YOUR OBJECTIVE -> In the data that follows, count the lines in which the word "post" occurs, and report that figure alone.
******************************
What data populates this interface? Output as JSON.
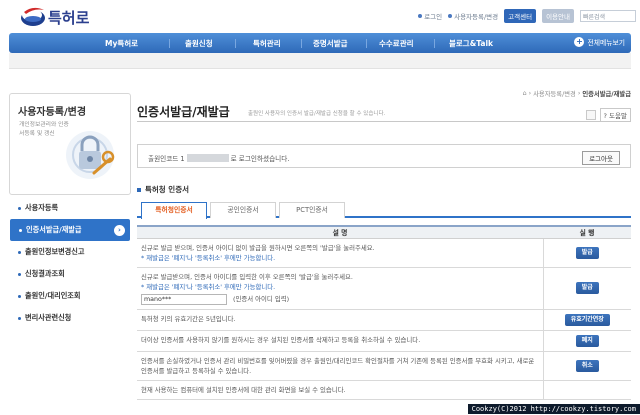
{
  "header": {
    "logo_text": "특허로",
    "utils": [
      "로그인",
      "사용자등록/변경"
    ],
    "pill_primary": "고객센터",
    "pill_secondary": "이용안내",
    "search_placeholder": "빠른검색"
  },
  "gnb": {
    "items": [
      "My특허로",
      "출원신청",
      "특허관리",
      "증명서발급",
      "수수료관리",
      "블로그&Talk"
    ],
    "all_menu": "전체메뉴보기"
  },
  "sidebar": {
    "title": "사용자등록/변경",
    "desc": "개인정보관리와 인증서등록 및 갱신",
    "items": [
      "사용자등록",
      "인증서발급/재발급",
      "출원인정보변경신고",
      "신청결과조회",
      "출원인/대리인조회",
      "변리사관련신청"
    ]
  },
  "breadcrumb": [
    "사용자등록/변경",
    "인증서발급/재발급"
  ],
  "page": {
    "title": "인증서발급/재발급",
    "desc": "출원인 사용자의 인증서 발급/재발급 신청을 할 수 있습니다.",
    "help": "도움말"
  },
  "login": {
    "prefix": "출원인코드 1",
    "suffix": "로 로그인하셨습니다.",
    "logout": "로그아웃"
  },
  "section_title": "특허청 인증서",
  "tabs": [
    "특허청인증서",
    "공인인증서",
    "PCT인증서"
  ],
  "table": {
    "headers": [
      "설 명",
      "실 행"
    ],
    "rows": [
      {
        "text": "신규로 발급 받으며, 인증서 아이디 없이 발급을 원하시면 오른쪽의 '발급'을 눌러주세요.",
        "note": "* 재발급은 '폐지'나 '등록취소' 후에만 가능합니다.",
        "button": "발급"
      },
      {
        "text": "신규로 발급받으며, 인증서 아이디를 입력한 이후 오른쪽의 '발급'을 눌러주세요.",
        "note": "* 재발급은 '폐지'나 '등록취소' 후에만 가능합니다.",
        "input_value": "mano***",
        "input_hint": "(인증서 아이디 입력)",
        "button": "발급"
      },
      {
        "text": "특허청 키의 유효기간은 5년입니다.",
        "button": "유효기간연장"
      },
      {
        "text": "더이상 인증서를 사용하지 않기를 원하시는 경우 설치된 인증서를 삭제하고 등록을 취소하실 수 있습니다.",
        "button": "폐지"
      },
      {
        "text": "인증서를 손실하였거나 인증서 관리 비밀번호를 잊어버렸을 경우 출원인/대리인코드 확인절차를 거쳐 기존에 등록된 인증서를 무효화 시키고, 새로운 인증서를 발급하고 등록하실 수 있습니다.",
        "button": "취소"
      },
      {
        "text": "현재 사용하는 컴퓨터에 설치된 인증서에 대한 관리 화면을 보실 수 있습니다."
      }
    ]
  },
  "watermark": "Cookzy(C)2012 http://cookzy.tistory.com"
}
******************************
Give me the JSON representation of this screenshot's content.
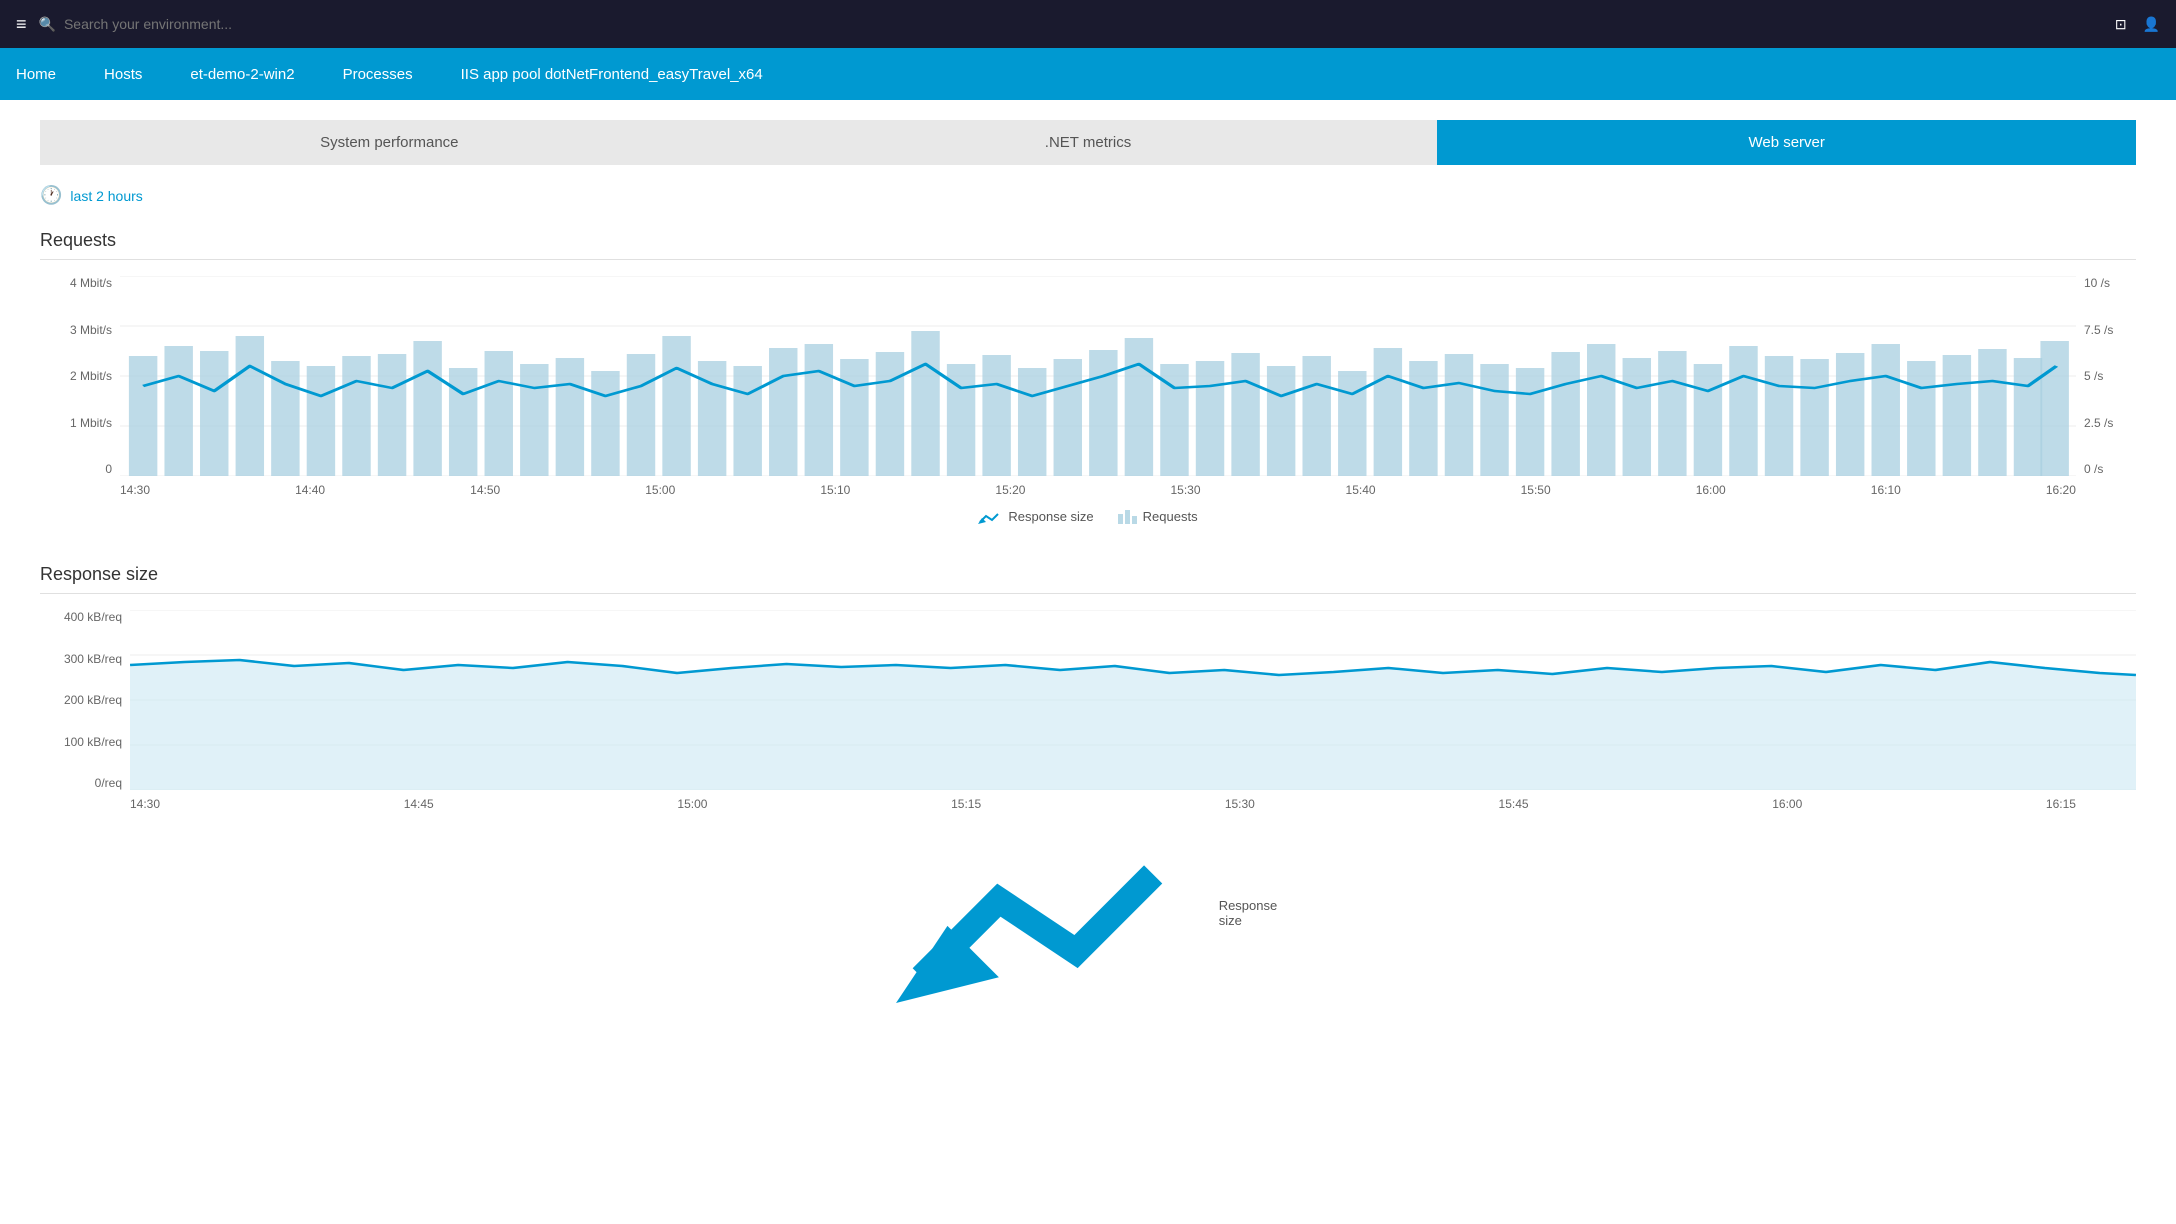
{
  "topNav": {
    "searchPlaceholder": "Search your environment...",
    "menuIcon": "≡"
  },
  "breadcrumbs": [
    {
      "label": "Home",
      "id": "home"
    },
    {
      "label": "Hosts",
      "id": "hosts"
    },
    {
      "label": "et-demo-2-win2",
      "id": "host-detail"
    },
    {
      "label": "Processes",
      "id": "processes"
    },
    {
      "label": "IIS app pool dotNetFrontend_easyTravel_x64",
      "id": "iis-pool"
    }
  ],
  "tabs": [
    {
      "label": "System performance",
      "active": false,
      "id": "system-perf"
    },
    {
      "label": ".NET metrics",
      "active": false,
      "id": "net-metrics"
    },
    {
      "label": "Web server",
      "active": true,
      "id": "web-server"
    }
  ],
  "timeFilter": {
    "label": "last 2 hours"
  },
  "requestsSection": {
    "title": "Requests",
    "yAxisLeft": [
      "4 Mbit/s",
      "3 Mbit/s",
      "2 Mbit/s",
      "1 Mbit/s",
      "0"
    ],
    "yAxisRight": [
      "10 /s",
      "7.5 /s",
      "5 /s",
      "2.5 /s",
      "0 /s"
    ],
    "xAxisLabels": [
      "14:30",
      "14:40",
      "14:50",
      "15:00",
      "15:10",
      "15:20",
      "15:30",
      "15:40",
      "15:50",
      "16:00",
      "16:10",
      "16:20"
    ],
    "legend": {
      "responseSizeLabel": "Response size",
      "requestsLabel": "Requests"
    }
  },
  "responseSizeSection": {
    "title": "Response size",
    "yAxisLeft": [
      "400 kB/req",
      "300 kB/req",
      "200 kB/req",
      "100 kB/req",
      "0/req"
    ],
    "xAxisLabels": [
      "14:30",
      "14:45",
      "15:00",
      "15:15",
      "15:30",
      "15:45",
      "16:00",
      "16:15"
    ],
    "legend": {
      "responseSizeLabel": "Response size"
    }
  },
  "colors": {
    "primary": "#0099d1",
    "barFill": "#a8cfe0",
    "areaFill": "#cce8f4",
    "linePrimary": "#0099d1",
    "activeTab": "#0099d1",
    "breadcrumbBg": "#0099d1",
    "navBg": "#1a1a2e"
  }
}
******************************
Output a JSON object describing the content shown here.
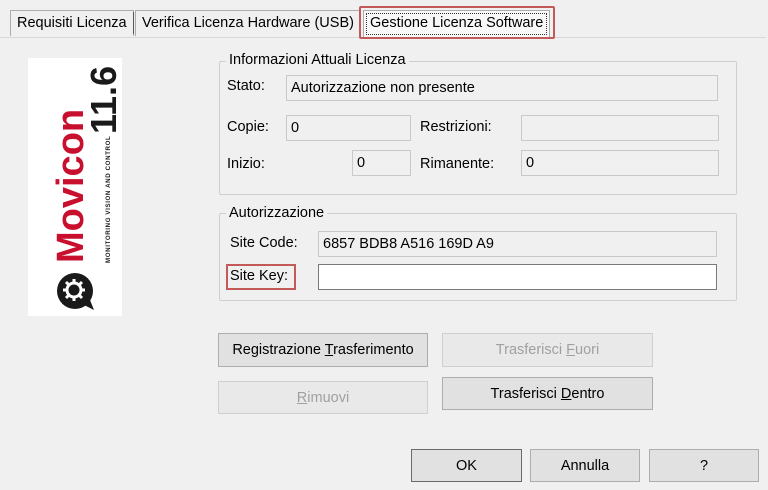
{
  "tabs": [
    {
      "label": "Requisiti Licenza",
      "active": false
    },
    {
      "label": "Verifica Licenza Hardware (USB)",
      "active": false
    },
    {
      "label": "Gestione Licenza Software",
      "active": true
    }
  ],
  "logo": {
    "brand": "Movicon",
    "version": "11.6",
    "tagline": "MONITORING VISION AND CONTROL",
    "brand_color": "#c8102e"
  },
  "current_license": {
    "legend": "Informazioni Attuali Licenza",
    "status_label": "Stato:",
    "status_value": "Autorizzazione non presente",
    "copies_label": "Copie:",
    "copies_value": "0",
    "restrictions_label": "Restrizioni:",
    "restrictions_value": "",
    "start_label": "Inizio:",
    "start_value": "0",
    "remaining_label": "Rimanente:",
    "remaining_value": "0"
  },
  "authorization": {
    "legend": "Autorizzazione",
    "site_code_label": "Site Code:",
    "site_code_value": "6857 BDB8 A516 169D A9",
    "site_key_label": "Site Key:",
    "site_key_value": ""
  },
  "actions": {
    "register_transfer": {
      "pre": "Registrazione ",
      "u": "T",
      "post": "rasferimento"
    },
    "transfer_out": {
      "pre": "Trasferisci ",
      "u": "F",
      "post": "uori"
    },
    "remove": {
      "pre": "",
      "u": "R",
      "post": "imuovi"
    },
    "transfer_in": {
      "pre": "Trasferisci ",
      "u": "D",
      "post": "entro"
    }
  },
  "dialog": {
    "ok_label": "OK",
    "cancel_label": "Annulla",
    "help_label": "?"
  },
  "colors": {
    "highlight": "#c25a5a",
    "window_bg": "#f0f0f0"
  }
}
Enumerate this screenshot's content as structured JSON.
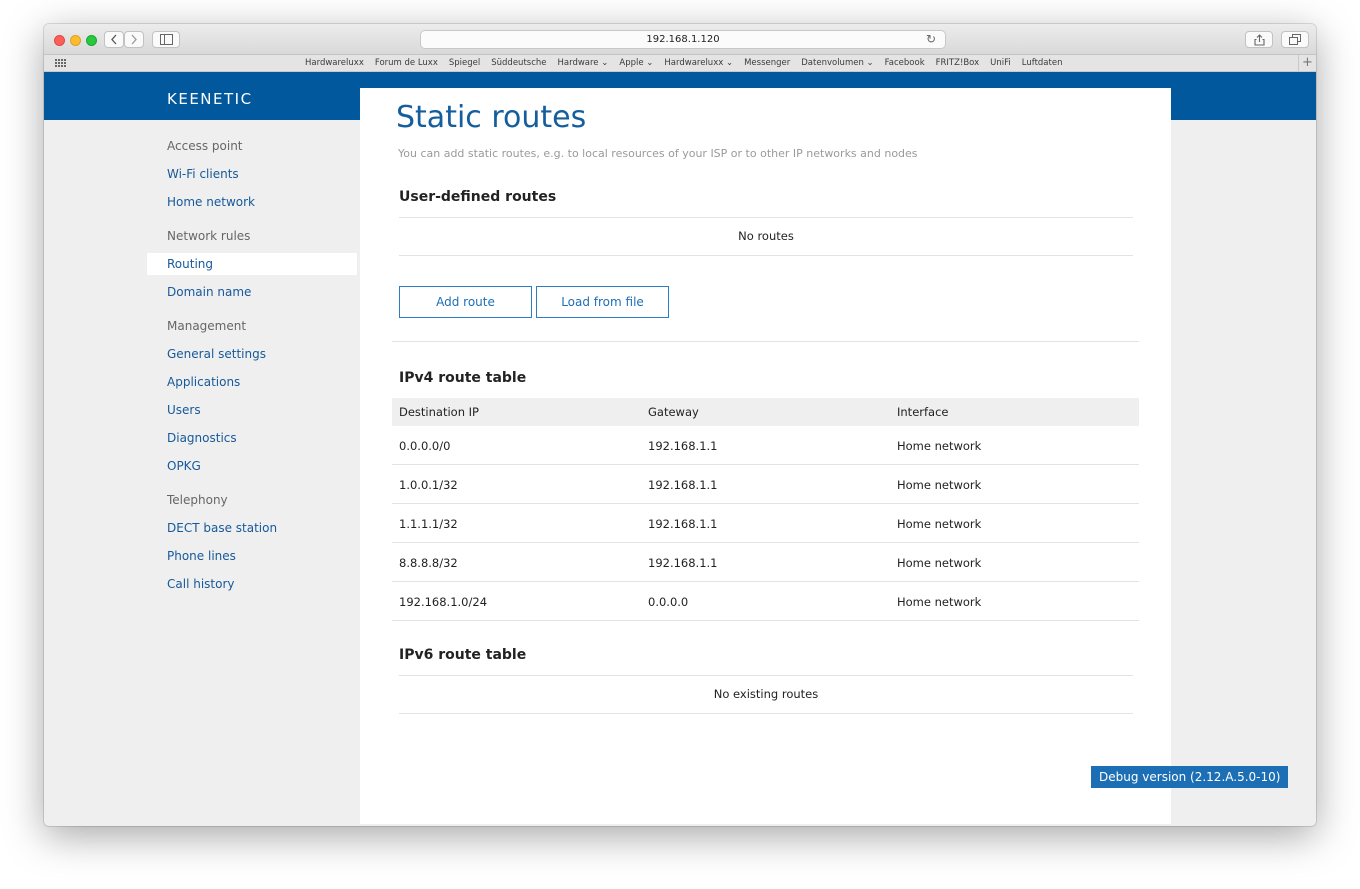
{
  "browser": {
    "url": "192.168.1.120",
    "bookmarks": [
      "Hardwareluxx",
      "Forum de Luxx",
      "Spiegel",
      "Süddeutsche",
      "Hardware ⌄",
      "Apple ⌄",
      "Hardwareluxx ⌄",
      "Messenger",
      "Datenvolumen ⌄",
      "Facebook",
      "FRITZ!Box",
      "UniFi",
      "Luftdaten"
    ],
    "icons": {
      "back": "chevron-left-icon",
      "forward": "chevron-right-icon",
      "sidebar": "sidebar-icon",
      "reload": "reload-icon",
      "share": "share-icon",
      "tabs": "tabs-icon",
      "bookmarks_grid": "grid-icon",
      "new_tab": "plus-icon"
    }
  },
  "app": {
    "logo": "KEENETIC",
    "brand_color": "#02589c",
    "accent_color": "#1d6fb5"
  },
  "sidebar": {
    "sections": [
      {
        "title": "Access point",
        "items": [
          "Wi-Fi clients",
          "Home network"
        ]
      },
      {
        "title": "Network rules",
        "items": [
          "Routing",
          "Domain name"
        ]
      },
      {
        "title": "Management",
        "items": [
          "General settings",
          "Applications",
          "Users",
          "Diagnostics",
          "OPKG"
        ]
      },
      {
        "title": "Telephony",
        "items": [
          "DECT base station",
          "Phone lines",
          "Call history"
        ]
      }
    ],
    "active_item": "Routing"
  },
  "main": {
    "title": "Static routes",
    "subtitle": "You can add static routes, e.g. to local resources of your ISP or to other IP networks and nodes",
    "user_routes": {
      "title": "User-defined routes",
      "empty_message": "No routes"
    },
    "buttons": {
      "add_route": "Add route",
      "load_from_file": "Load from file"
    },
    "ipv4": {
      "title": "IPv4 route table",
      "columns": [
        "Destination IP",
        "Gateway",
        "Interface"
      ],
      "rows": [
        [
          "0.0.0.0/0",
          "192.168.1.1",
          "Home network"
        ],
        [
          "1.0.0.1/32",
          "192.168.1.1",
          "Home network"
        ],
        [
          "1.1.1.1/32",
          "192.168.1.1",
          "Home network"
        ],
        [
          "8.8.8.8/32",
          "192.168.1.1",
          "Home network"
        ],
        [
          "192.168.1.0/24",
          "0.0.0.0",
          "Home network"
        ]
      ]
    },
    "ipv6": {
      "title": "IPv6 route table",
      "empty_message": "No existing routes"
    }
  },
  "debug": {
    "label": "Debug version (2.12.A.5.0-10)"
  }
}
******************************
SOLVED EXERCISE -> 4